June 23, 2010
Is productivity taken into account when calculations are made about World Cups and their economic impact?
I’ve just got back to work after spending two stressful hours in the middle of my day watching England qualify for the next stage of the World Cup. By finishing second in the group, England’s quarter final (should they make it that far – Germany beckon in the last 16 unfortunately) will be at 3pm game also.
My wife, at work in central Oxford, knew England had scored because a loud roar went up throughout the entire city centre when England scored, and most people I know of were able to watch the match either at their workplace on a big screen, or were allowed to go elsewhere to watch the match. How many work hours were lost in the UK today?
June 23, 2010
South African President Jacob Zuma is riding the high of the World Cup, and has come out with a public statement that South Africa is capable of hosting the Olympic Games. In this article, it is noted that not only is Durban considered a candidate for the 2020 Olympic Games, IOC President Jacques Rogge says he would support having “a credible African candidate” to host the games. One big question is whether South Africa is really a good candidate for the Summer Games, as this World Cup has proved to be rather cold, and I’m not sure that some of the events will go down very well being held in the South African winter.

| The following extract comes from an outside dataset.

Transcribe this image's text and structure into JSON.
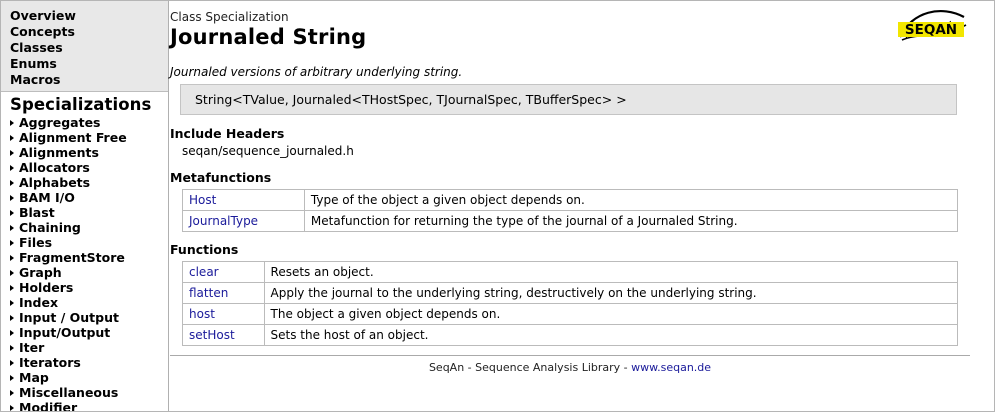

While South Africa has posted improved tourist numbers into the country, the question of whether this is providing a big economic boost is debatable. I noticed this opinion piece in the Global Times of China, which had a pretty decent breakdown of the World Cup’s potential economic impact. They noted that the effect of hosting the World Cup will boost the national economy of South Africa by about half a percent. Considering the breakdown of this article and other journalistic pieces which have looked directly to economists to discuss the potential impact of the World Cup, it seems that the games will really do very little for South Africa’s economy. When looking at the massive unemployment rate, the number of social issues, and the high costs of hosting an Olympics, I’m not sure if South Africa is really ready to host the Olympic Games. Hopefully, there will be some more thought and examination of the feasibility of hosting the events in a country where over 50% of the residents live in poverty…